AdaCore Blog

Make with Ada: DIY instant camera

by Fabien Chouteau

There are moments in life where you find yourself with an AdaFruit thermal printer in one hand, and an OpenMV camera in the other. You bought the former years ago, knowing that you would do something cool with it, and you are playing with the latter in the context of a Hackaday Prize project. When that moment comes — and you know it will come — it’s time to make a DIY instant camera. For me it was at the end of a warm Parisian summer day. The idea kept me awake until 5am, putting the pieces together in my head, designing an enclosure that would look like a camera. Here’s the result:

The Hardware

On the hardware side, there’s nothing too fancy. I use a 2 cell LiPo battery from my drone. It powers the thermal printer and a 5V regulator. The regulator powers the OpenMV module and the LCD screen. There’s a push button for the trigger and a slide switch for the mode selection, both are directly plugged in the OpenMV IOs. The thermal printer is connected via UART, while the LCD screen uses SPI. Simple.
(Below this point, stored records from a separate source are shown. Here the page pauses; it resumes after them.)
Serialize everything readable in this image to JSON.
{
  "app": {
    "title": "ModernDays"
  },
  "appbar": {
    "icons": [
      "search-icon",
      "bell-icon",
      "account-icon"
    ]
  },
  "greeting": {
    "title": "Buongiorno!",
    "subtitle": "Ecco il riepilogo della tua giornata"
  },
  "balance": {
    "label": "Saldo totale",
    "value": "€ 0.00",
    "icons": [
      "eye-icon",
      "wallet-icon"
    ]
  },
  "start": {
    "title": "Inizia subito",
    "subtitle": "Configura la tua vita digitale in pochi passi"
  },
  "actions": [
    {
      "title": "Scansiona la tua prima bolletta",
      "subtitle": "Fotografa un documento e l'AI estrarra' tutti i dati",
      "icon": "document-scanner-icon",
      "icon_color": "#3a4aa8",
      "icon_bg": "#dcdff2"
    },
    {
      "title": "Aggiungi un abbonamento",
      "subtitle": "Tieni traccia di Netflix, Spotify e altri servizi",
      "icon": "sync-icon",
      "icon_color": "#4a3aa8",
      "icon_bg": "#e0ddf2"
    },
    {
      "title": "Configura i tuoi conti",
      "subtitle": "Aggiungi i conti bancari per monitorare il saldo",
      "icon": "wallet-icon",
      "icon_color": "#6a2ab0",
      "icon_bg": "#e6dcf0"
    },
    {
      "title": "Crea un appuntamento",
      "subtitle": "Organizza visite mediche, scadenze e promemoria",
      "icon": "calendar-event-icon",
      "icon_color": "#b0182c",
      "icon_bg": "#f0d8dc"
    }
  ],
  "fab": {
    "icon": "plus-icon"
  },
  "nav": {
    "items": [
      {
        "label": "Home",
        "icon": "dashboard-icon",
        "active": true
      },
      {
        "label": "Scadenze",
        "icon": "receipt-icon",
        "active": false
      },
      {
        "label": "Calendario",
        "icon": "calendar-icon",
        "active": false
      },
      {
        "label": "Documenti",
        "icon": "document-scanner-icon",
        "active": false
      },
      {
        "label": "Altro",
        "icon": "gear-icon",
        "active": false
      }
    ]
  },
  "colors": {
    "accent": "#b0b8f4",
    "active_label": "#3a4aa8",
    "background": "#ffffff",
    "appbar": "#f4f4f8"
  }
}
The Software

For this project I added support for the OpenMV in the Ada_Drivers_Library. It was the opportunity to do the digital camera interface (DCMI) driver as well as two Omnivision camera sensors, ST7735 LCD driver and the thermal printer.

The thermal printer is only capable of printing black or white pixel bitmap (not even gray scale), this is not great for a picture. Fortunately, the printing head has 3 times more pixels than the height of a QQVGA image, which is the format I get from the OpenMV camera. If I also multiply the width by 3, for each RGB565 pixel from the camera I can have 9 black or white pixels on the paper (from 160x120 to 480x360). This means I can use a dithering algorithm (a very naive one) to produce a better quality image. A pixel of grayscale value X from 0 to 255 will be transformed in a 3x3 black and white matrix, like this:
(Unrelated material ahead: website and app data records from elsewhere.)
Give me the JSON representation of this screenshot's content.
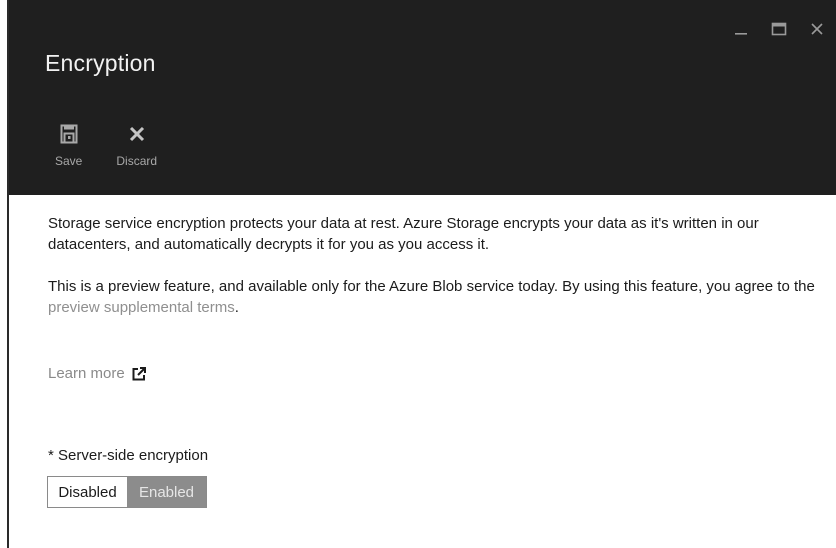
{
  "blade": {
    "title": "Encryption",
    "window_controls": [
      "minimize-icon",
      "maximize-icon",
      "close-icon"
    ]
  },
  "toolbar": {
    "save_label": "Save",
    "save_icon": "save-icon",
    "discard_label": "Discard",
    "discard_icon": "close-icon"
  },
  "content": {
    "description": "Storage service encryption protects your data at rest. Azure Storage encrypts your data as it's written in our datacenters, and automatically decrypts it for you as you access it.",
    "preview_text": "This is a preview feature, and available only for the Azure Blob service today. By using this feature, you agree to the ",
    "preview_link": "preview supplemental terms",
    "preview_end": ".",
    "learn_more": "Learn more",
    "learn_more_icon": "external-link-icon"
  },
  "setting": {
    "label": "* Server-side encryption",
    "options": [
      "Disabled",
      "Enabled"
    ],
    "selected": "Enabled"
  },
  "colors": {
    "header_bg": "#1f1f1f",
    "selected_bg": "#8c8c8c",
    "link": "#8f8f8f"
  }
}
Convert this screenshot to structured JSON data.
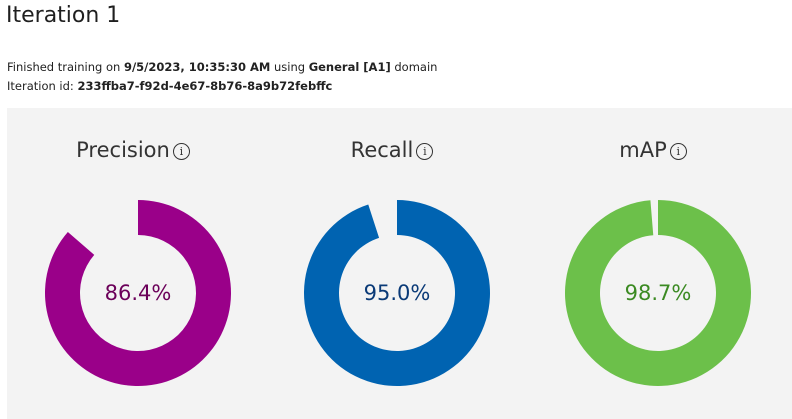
{
  "header": {
    "title": "Iteration 1"
  },
  "training": {
    "prefix": "Finished training on ",
    "timestamp": "9/5/2023, 10:35:30 AM",
    "middle": " using ",
    "domain": "General [A1]",
    "suffix": " domain"
  },
  "iteration": {
    "id_label": "Iteration id: ",
    "id_value": "233ffba7-f92d-4e67-8b76-8a9b72febffc"
  },
  "metrics": [
    {
      "label": "Precision",
      "value_text": "86.4%",
      "value": 0.864,
      "ring_color": "#9a0089",
      "text_color": "#6b0059",
      "icon": "info-icon"
    },
    {
      "label": "Recall",
      "value_text": "95.0%",
      "value": 0.95,
      "ring_color": "#0063b1",
      "text_color": "#0a3a77",
      "icon": "info-icon"
    },
    {
      "label": "mAP",
      "value_text": "98.7%",
      "value": 0.987,
      "ring_color": "#6cc04a",
      "text_color": "#3b8a22",
      "icon": "info-icon"
    }
  ],
  "panel": {
    "background": "#f3f3f3"
  }
}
This is a quick and dirty dithering, one could greatly improve image quality by using the Floyd–Steinberg algorithm or similar (it would require more processing and more memory).

As always, the code is on GitHub.
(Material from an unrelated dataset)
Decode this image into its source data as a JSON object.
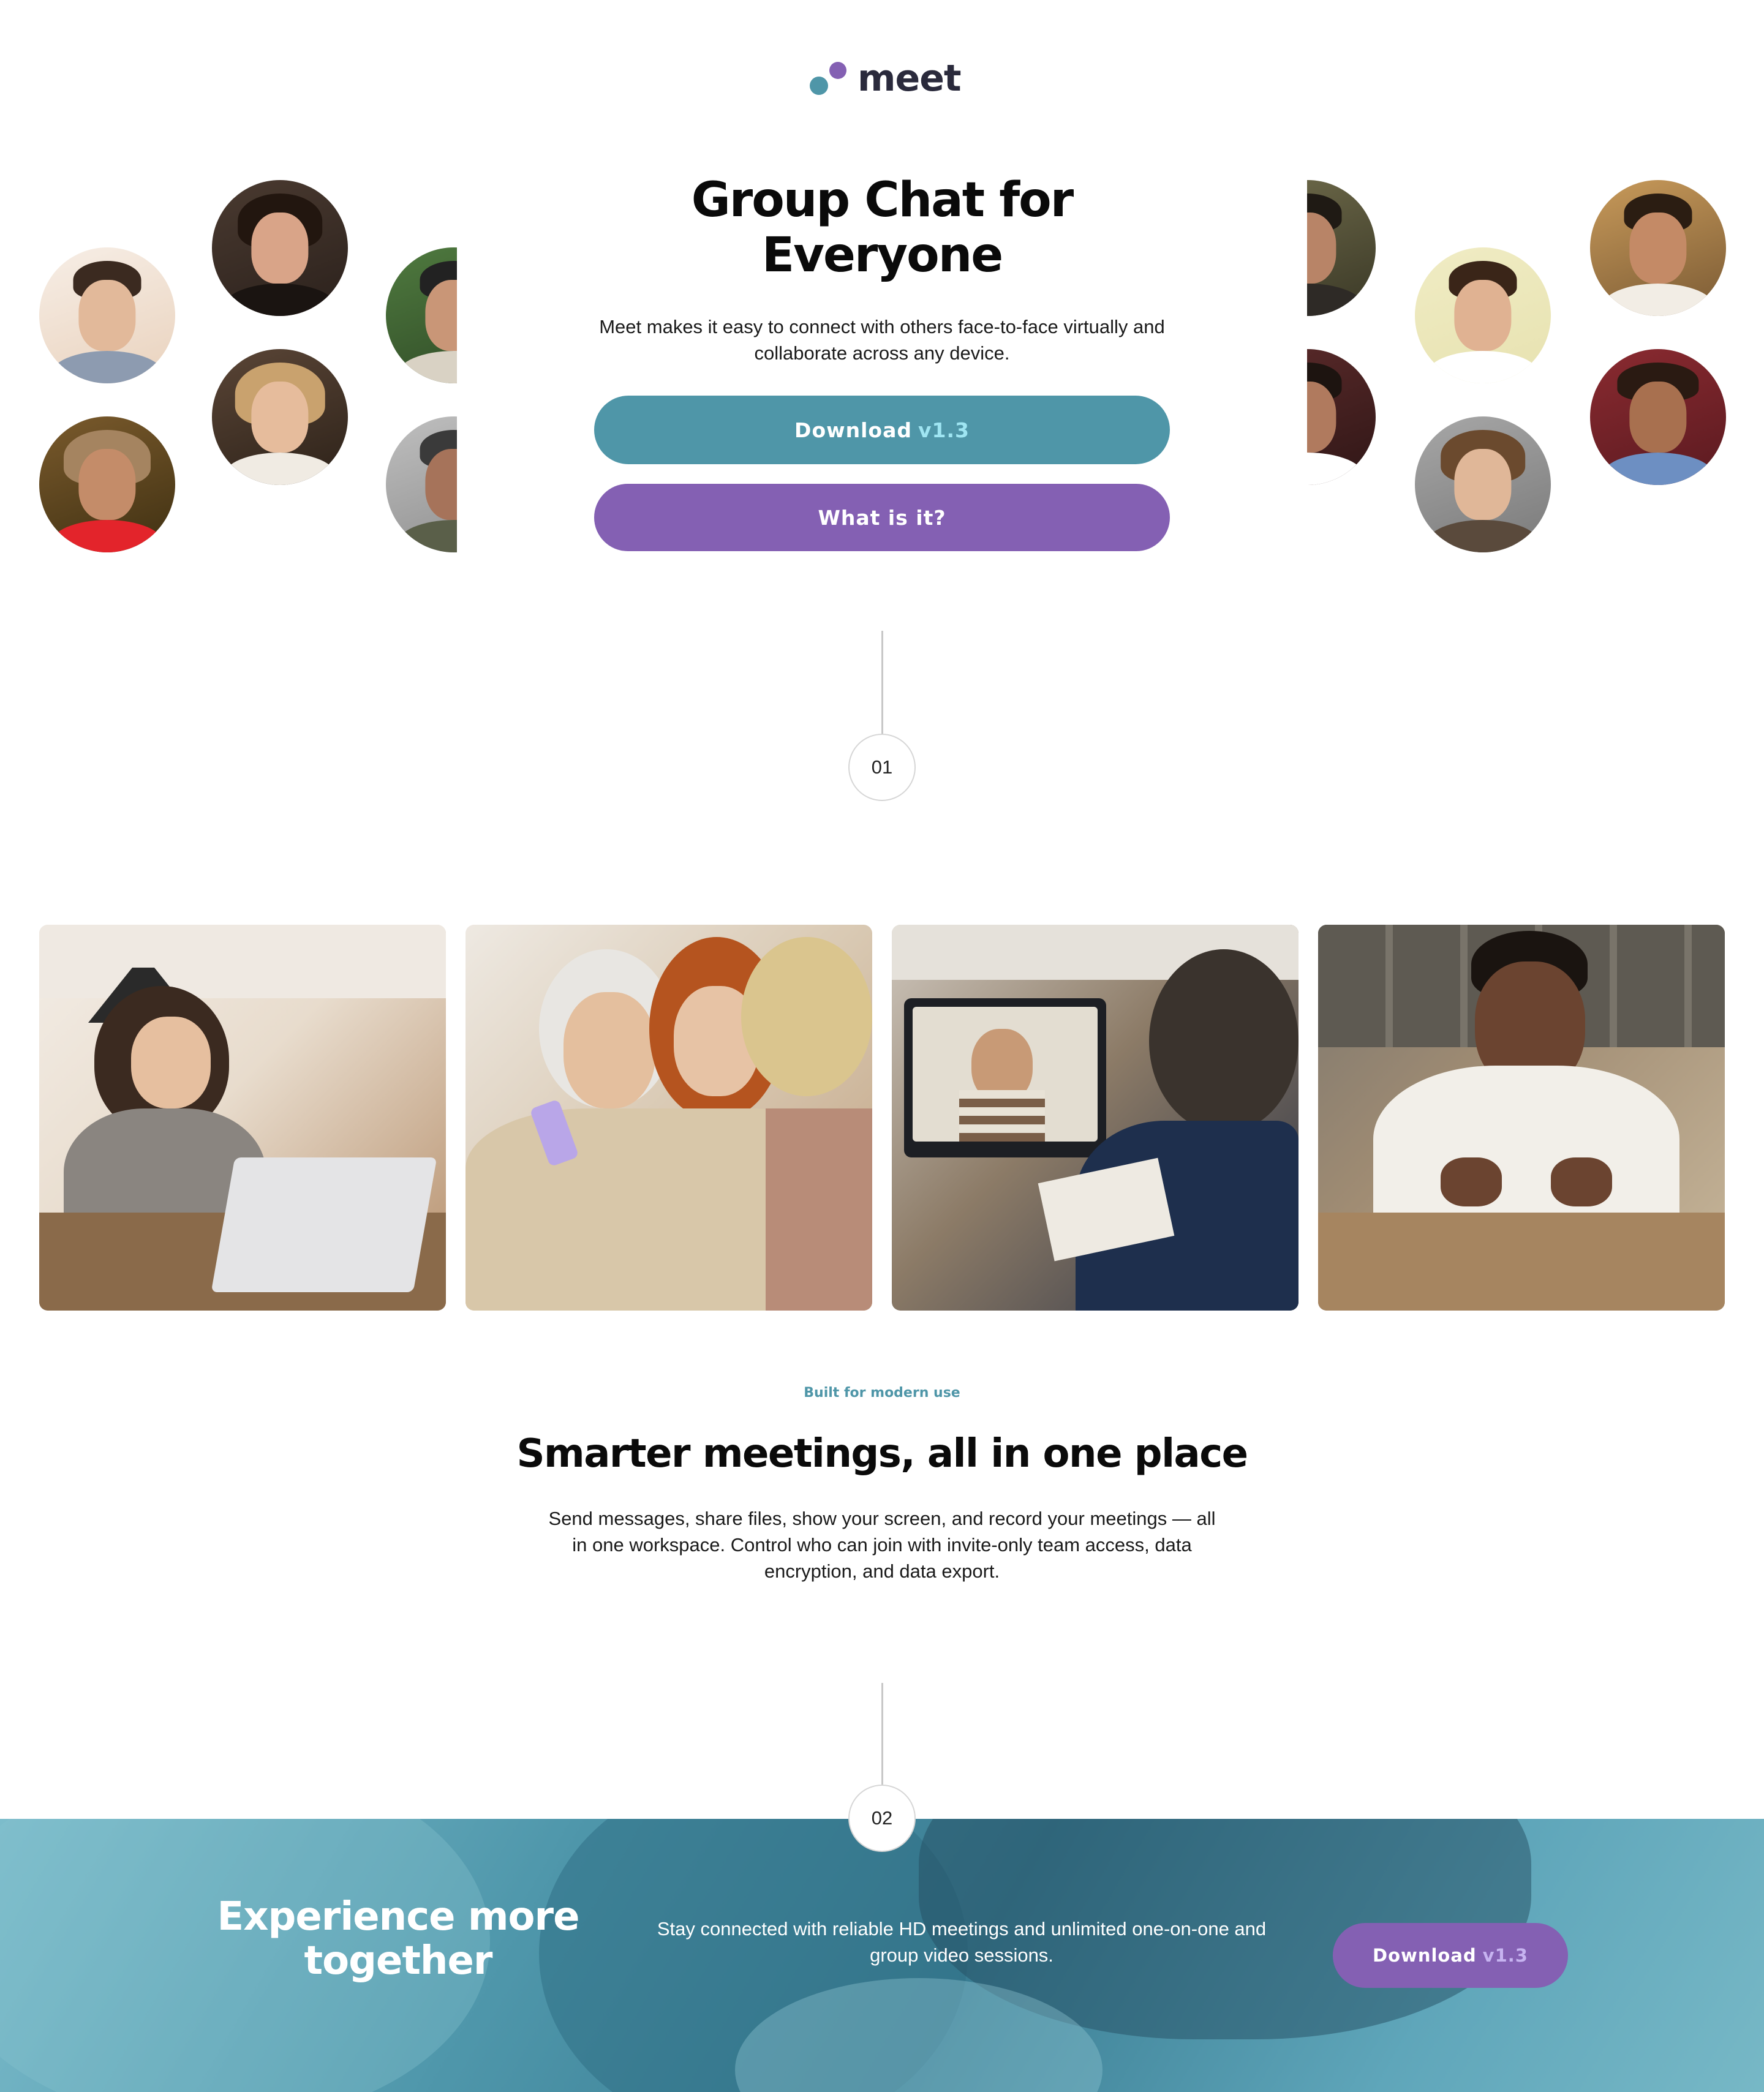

Have fun!

Posted in #Makers    #Ada    #STM32    #ARM    #Embedded Development   

About Fabien Chouteau

Fabien joined AdaCore in 2010 after his engineering degree at the EPITA (Paris). He is involved in real-time, embedded and hardware simulation technology. Maker/DIYer in his spare time, his projects include electronics, music and woodworking.